Great effort has been expended trying to unravel the mysteries of who Shakespeare was, yet there is another great English writer who is equally mysterious. We all have questions about John Keats. Why does he use so many strange allusions to Greek mythology? Why is “Ode on a Grecian Urn” so famous? Why does he seem constantly depressed and whining? Why did he die so young? What on Earth is going on at the end of “On Seeing the Elgin Marbles?” What we have failed to realize is that there is a simple explanation for all of this, an explanation that we have for too long sought to ignore. It is time at last to embrace the simple truth: Keats was in IB.
The evidence has been staring us in the face all along. First of all, consider his strong desire for sleep, shown in “Ode to Indolence.” Angrily, he asks, “Was it a silent deep-disguised plot / To steal away, and leave without a task / My idle days?” and echoes exactly the sentiment of all IB students. Yet, despite his insistence that he has seen through the plot and his refusal to do accept the ridiculous workload (“So, ye three ghosts, adieu! Ye cannot raise / My head cool-bedded in the flowery grass”) he has gone on to write the poem and four more afterwards. Evidently he is suffering from the usual IB work habits; his guilt won’t permit him to sleep, but his procrastination instinct causes him to do almost anything other than the real assignment. Thus, he wrote a series of poems instead.

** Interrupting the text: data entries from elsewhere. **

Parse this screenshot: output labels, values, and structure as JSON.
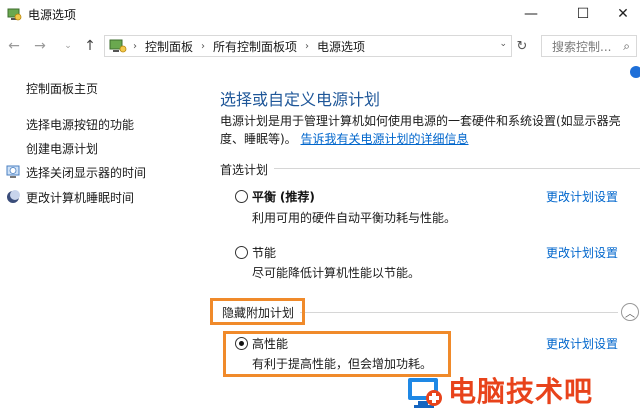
{
  "window": {
    "title": "电源选项",
    "min_glyph": "—",
    "max_glyph": "☐",
    "close_glyph": "✕"
  },
  "nav": {
    "back_glyph": "←",
    "forward_glyph": "→",
    "history_glyph": "⌄",
    "up_glyph": "↑",
    "breadcrumbs": [
      "控制面板",
      "所有控制面板项",
      "电源选项"
    ],
    "separator": "›",
    "dropdown_glyph": "⌄",
    "refresh_glyph": "↻",
    "search_placeholder": "搜索控制...",
    "search_glyph": "⌕"
  },
  "sidebar": {
    "items": [
      {
        "label": "控制面板主页"
      },
      {
        "label": "选择电源按钮的功能"
      },
      {
        "label": "创建电源计划"
      },
      {
        "label": "选择关闭显示器的时间",
        "icon": "monitor-clock-icon"
      },
      {
        "label": "更改计算机睡眠时间",
        "icon": "moon-icon"
      }
    ]
  },
  "main": {
    "title": "选择或自定义电源计划",
    "description": "电源计划是用于管理计算机如何使用电源的一套硬件和系统设置(如显示器亮度、睡眠等)。",
    "description_link": "告诉我有关电源计划的详细信息",
    "preferred_header": "首选计划",
    "hidden_header": "隐藏附加计划",
    "change_label": "更改计划设置",
    "plans": [
      {
        "name": "平衡",
        "suffix": "(推荐)",
        "desc": "利用可用的硬件自动平衡功耗与性能。",
        "selected": false
      },
      {
        "name": "节能",
        "desc": "尽可能降低计算机性能以节能。",
        "selected": false
      },
      {
        "name": "高性能",
        "desc": "有利于提高性能，但会增加功耗。",
        "selected": true
      }
    ],
    "collapse_glyph": "︿"
  },
  "watermark": {
    "text": "电脑技术吧",
    "color": "#e8431b"
  },
  "colors": {
    "accent": "#1f5799",
    "link": "#0066cc",
    "highlight": "#f08a2a"
  }
}
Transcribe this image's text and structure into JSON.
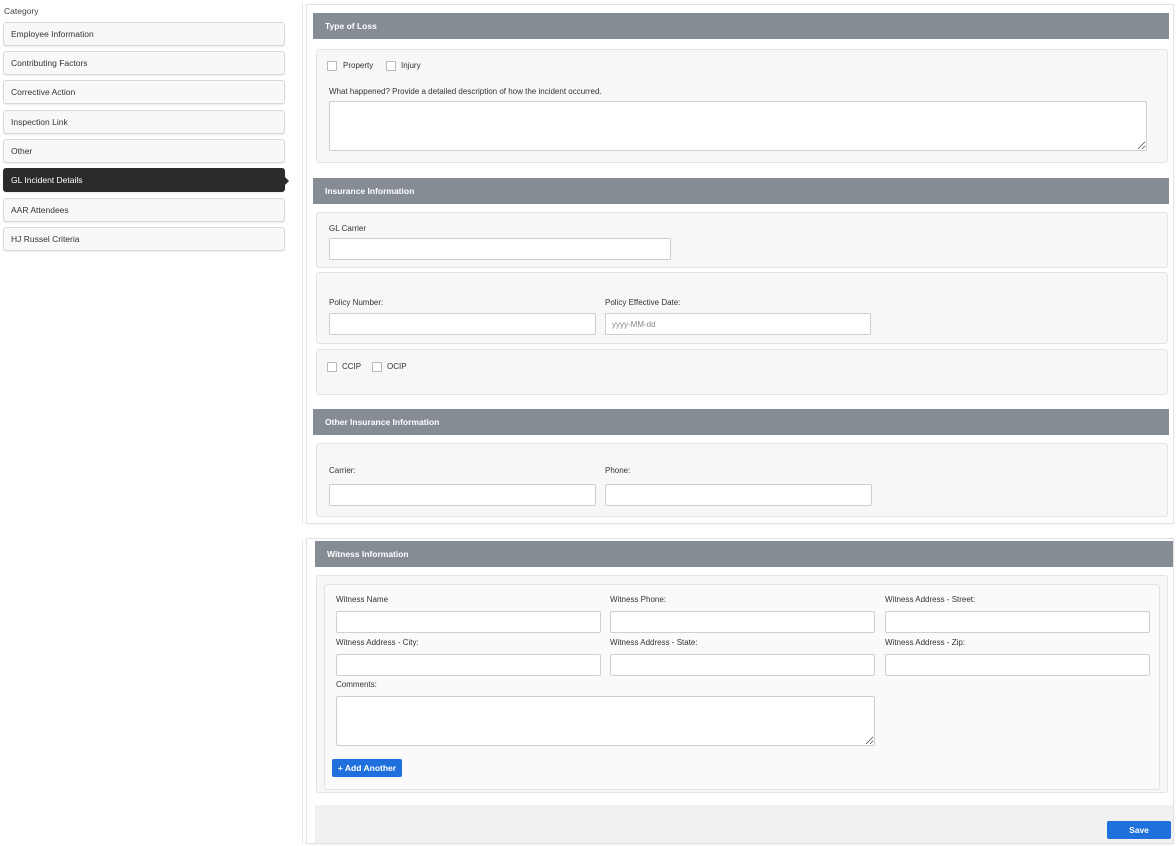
{
  "sidebar": {
    "heading": "Category",
    "items": [
      {
        "label": "Employee Information"
      },
      {
        "label": "Contributing Factors"
      },
      {
        "label": "Corrective Action"
      },
      {
        "label": "Inspection Link"
      },
      {
        "label": "Other"
      },
      {
        "label": "GL Incident Details"
      },
      {
        "label": "AAR Attendees"
      },
      {
        "label": "HJ Russel Criteria"
      }
    ],
    "active_item": "GL Incident Details"
  },
  "type_of_loss": {
    "title": "Type of Loss",
    "property_label": "Property",
    "injury_label": "Injury",
    "description_label": "What happened? Provide a detailed description of how the incident occurred.",
    "description_value": ""
  },
  "insurance": {
    "title": "Insurance Information",
    "gl_carrier_label": "GL Carrier",
    "gl_carrier_value": "",
    "policy_number_label": "Policy Number:",
    "policy_number_value": "",
    "policy_date_label": "Policy Effective Date:",
    "policy_date_placeholder": "yyyy-MM-dd",
    "ccip_label": "CCIP",
    "ocip_label": "OCIP"
  },
  "other_insurance": {
    "title": "Other Insurance Information",
    "carrier_label": "Carrier:",
    "phone_label": "Phone:"
  },
  "witness": {
    "title": "Witness Information",
    "name_label": "Witness Name",
    "phone_label": "Witness Phone:",
    "street_label": "Witness Address - Street:",
    "city_label": "Witness Address - City:",
    "state_label": "Witness Address - State:",
    "zip_label": "Witness Address - Zip:",
    "comments_label": "Comments:",
    "add_another_label": "+ Add Another"
  },
  "save_label": "Save",
  "colors": {
    "header_gray": "#868c94",
    "primary_blue": "#1f6fdc",
    "active_dark": "#2b2b2b"
  }
}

The psychological effects of IB are clearly visible as well. We see the characteristic struggle with depression in “Ode on Melancholy.” We see the inevitable love-hate relationship with English literature in “Indolence,” as Keats describes poetry as “The last, whom I love more, the more of blame.” We see the hopelessness of being confronted with an impossible workload in “Elgin Marbles,” where he states that “each imagined pinnacle and steep / Of godlike hardship tells me I must die,” no doubt as he seeks to complete his Extended Essay on ancient Greek artwork. Unsurprisingly, at the end of this same poem, we see the typical reaction of an IB student who finishes his EE, goes outside, and sees the sun for the first time in weeks or months: degeneration into a profoundly amazed but grammatically confused state. (“So do these wonders a most dizzy pain, / That mingles Grecian grandeur with the rude / Wasting of old time—with a billowy main— / A sun—a shadow of a magnitude.”)
And, of course, Keats recognizes the most horrifying truths about IB. For example, he realizes that though two years sounds like a long time, it is in fact very short. Thus he is horrified to realize he has been slacking off and enjoying himself, asking “Why did I laugh tonight?” He has realized also that the Programme has been engineered so that to score maximum points requires an effort greater than that which will result in death, and, typical of an IB student’s twisted sense of priorities, his great fear is that his death will occur before he has time to finish his exams, describing “fears that I may cease to be / Before my pen has glean’d my teeming brain.”
Now, there may be those who will object to this interpretation. Among the facts that may be brought up is that the IBO wasn’t founded until the late 1960s, a number of years after Keats’ death. In response to this, I should like to point out that nitpicking over chronology has never been the role of the studier of literature. We would never allow the detail that the atomic bomb was invented after the story “By the Waters of Babylon” was written to affect the fact that the story clearly deals with the results of a nuclear holocaust, or the detail that The Lord of the Rings was planned before World War II to keep us from recognizing Tolkien’s work as an allegory of this real-world war. We have never hesitated to find Freudian and feminist messages in texts predating both Freud and feminism. Likewise, the proof that Keats was in IB is in the texts; the details of how this could have occurred should be left to the historians.